One day does not make a trend, but as U.S. stocks rallied to close firmly in positive territory Monday, the sector exchange traded funds doing the leading off the day’s lows were decidedly boring.

Save for some pockets of strength of among energy ETFs, Monday’s best-performing non-leveraged ETFs largely hailed from the utilities and consumer staples sectors. For example, the Consumer Staples Select Sector SPDR (NYSEArca: XLP), the largest consumer staples ETFs by assets, jumped almost 2.1% Monday on more than double the average daily volume. On the other hand, the Consumer Discretionary Select Sector SPDR (NYSEArca: XLY) did not even gain 1%, though volume in the ETF was heavy.

As the chart below, courtesy of Chris Kimble of Kimble Charting Solutions, illustrates, the staples/discretionary ratio is not yet at alarming levels. However, XLP has outperformed XLY by nearly 100 basis points over the past month.
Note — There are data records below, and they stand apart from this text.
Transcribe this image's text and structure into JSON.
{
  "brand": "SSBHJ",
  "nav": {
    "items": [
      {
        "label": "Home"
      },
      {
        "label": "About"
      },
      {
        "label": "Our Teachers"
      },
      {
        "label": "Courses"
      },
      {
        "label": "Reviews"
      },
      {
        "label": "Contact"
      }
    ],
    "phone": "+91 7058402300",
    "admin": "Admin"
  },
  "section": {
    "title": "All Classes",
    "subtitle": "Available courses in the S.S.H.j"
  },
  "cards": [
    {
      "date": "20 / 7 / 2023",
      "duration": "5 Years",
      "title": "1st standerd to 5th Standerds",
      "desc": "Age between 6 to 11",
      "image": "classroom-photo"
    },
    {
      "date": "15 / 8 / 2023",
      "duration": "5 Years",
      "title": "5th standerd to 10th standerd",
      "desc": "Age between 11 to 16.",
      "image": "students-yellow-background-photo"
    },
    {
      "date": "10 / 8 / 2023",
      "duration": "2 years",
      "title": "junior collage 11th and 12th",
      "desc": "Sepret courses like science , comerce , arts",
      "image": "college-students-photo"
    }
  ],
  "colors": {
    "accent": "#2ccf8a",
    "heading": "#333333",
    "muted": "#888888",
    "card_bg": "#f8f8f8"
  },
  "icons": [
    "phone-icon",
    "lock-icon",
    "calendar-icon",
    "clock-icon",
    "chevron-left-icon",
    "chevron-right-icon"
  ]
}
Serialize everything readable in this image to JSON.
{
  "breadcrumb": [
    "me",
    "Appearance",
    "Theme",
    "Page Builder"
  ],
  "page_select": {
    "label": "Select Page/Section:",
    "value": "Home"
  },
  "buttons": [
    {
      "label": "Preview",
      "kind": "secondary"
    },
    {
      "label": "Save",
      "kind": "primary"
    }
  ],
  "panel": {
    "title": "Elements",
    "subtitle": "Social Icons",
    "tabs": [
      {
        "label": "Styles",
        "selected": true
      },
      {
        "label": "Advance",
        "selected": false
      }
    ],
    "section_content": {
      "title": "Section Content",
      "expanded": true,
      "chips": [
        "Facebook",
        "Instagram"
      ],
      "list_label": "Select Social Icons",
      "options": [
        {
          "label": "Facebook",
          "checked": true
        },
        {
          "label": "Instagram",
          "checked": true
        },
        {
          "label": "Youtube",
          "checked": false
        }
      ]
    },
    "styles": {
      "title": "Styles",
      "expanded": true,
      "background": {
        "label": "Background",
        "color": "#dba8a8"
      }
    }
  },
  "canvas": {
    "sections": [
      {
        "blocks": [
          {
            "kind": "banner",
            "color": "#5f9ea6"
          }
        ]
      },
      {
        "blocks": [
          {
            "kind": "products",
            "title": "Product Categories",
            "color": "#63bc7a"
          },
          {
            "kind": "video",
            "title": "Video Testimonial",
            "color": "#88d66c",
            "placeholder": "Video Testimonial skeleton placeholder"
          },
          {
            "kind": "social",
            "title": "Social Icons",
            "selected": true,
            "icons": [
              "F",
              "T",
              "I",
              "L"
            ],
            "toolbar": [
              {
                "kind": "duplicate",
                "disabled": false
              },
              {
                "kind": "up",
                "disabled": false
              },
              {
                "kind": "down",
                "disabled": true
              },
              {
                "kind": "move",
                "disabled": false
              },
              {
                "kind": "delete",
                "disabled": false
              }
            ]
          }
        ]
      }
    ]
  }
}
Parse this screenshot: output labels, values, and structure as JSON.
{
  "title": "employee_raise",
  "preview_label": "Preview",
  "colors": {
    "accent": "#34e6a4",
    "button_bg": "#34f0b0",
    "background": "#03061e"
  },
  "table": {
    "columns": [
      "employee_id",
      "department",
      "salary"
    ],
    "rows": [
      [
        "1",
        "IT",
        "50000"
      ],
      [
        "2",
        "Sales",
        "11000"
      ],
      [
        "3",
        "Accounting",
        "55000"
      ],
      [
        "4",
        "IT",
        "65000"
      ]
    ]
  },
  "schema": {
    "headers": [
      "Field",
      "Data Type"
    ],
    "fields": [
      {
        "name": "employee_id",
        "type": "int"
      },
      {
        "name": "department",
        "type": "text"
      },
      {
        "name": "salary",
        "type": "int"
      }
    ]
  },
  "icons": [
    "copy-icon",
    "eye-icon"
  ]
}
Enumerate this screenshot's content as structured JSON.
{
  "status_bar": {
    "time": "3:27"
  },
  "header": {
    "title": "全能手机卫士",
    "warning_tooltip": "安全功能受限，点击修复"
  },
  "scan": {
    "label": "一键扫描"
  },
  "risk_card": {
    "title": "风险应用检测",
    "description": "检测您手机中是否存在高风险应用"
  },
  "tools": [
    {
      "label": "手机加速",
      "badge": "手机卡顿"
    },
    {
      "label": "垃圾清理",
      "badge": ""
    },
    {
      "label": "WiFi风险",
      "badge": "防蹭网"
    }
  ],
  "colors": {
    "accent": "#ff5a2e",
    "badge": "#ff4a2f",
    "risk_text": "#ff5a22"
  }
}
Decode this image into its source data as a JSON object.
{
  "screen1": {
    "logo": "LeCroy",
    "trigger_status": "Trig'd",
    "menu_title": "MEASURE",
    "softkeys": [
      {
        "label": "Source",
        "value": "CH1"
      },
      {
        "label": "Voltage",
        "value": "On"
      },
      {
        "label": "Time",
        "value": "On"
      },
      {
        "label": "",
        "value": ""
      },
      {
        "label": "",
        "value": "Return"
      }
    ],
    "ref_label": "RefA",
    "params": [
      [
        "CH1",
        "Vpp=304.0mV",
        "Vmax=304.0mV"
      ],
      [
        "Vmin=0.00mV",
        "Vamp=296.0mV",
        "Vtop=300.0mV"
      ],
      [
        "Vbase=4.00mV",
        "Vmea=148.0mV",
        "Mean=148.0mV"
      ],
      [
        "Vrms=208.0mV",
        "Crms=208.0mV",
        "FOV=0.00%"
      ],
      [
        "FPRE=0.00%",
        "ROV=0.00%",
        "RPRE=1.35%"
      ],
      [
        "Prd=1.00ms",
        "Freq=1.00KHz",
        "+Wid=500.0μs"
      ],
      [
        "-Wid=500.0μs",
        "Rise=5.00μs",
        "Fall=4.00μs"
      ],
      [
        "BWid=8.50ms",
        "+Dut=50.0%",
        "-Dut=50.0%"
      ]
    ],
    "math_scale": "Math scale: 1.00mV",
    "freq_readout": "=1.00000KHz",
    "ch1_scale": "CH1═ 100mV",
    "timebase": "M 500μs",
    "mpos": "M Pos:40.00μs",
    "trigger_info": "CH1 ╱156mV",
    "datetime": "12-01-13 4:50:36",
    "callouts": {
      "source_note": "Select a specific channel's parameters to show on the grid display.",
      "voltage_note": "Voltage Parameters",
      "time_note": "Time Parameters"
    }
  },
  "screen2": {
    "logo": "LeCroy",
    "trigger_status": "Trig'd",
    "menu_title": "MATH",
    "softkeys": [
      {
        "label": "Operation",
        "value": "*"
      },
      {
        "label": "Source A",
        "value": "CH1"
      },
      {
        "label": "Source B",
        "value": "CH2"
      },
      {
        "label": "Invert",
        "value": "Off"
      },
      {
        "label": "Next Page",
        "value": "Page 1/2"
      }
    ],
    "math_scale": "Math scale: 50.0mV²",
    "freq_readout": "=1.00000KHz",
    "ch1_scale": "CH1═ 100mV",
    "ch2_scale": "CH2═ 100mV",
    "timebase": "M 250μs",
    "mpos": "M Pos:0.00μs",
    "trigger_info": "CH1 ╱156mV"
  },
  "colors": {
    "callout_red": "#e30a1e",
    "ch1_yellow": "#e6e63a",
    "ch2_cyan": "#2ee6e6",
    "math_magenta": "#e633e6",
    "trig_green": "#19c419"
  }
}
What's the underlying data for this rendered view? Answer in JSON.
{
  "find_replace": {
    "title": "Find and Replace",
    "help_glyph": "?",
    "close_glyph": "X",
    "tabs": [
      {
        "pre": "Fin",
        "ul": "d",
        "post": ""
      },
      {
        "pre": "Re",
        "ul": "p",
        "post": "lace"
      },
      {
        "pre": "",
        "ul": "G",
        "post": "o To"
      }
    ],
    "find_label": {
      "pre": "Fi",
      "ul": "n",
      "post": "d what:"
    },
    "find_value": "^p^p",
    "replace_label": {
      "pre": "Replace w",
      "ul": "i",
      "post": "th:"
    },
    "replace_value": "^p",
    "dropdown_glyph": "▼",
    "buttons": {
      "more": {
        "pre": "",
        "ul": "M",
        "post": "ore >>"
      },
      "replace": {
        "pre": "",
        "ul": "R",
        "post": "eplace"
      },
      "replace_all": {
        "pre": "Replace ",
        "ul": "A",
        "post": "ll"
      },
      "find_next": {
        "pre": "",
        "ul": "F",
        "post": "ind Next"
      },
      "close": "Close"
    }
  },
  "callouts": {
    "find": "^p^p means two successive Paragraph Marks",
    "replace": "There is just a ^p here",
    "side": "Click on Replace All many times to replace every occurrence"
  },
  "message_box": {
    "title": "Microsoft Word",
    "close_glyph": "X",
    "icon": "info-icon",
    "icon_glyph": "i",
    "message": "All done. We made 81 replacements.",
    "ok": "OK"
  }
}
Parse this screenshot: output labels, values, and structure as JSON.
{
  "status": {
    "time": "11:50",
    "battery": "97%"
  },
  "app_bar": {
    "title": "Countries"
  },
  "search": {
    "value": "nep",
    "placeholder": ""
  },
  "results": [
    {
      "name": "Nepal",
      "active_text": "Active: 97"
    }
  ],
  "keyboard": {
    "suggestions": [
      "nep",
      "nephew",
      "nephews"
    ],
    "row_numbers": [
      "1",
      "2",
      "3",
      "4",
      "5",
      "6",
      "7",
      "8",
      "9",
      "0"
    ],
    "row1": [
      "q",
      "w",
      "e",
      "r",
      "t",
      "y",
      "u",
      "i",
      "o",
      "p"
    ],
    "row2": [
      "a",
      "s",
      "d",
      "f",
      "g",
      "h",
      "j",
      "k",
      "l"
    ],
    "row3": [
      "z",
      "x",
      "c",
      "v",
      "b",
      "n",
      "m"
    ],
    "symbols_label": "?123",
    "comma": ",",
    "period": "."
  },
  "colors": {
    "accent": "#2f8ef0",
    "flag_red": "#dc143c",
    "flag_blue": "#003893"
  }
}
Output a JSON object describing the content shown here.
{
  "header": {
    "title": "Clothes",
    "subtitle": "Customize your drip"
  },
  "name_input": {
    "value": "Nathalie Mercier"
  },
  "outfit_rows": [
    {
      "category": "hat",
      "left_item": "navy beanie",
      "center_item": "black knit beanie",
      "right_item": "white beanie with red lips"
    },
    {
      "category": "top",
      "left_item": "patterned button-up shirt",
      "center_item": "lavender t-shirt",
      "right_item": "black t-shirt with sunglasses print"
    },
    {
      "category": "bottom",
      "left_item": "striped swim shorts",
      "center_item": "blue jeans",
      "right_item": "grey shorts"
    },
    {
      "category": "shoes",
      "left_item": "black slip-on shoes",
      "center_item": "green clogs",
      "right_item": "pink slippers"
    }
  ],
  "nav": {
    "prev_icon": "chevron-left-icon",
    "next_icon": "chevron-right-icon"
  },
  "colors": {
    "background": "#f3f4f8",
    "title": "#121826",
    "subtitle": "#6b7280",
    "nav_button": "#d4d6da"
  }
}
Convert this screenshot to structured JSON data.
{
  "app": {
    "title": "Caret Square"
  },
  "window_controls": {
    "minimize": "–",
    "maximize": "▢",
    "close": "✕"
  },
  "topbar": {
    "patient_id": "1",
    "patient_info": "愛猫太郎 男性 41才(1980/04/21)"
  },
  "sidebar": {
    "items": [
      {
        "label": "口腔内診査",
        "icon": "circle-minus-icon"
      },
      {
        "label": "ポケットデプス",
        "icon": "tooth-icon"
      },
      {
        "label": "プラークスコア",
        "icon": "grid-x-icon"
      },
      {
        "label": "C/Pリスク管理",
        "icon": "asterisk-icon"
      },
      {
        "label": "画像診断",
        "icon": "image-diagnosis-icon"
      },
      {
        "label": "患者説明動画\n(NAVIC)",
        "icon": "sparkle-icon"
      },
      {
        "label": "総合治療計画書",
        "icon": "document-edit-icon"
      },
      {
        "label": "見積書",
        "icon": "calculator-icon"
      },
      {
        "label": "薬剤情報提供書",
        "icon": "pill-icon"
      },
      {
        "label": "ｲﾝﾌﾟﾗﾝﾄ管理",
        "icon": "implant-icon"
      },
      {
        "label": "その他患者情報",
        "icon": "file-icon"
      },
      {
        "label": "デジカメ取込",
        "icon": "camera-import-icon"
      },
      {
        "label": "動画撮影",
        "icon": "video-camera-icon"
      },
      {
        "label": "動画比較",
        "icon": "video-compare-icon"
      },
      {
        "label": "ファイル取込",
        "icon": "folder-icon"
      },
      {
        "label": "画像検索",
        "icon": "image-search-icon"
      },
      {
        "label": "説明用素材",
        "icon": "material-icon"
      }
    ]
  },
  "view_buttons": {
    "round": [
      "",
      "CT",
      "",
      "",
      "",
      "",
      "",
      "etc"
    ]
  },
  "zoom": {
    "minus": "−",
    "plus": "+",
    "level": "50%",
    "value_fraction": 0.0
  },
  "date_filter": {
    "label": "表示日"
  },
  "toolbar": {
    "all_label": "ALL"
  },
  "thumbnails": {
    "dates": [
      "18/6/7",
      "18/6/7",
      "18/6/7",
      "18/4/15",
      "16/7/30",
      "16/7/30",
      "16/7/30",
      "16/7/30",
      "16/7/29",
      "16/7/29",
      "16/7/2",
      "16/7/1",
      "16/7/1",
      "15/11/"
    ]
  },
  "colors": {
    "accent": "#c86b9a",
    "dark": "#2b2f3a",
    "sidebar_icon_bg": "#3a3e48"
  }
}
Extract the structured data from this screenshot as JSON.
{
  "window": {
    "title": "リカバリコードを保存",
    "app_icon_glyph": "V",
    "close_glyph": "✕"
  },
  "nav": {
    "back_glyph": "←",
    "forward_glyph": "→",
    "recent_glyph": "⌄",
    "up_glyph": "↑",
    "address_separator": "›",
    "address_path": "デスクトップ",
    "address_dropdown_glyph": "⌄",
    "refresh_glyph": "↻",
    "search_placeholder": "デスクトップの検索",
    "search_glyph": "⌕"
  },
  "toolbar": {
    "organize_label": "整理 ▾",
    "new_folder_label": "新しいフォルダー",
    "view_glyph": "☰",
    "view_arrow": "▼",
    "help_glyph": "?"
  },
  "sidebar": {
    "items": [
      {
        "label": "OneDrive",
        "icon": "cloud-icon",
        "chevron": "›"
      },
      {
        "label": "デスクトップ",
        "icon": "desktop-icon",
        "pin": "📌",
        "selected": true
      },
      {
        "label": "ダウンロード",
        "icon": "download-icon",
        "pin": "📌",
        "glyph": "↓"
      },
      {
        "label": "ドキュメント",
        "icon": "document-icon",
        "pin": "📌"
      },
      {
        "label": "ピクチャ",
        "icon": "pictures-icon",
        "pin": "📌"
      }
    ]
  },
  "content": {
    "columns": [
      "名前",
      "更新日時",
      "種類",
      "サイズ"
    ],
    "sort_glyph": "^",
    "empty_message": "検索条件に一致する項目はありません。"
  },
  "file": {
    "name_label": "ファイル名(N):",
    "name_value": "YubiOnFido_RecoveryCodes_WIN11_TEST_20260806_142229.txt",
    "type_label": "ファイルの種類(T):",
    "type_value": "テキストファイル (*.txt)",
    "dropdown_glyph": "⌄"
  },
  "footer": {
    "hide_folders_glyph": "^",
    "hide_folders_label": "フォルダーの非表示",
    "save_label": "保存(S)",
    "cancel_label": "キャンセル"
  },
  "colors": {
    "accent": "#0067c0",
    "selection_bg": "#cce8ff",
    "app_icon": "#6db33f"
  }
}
The quick explanation of the staples/discretionary ratio is that investors, excluding those that want to see equities fall, want to see the ratio falling because that means markets are favoring the higher beta discretionary sector over its staples counterpart.

For a good portion of the time since the March 2009 market bottom, the XLP/XLY has been cooperative and conducive to increased risk appetite, but there have been periods when the ratio has signaled reduced risk was the way to go and that could be the case again now. [Bad News From Consumer ETFs]

In what may an encouraging for XLP, four of the ETF’s five largest holdings have plenty of room to run to get back to their 52-week highs. For example, Dow components, Procter & Gamble (NYSE: PG), Coca-Cola (NYSE: KO) and Wal-Mart (NYSE: WMT) are an average of 13% below their recent highs. That trio combines for 28.7% of XLP’s weight.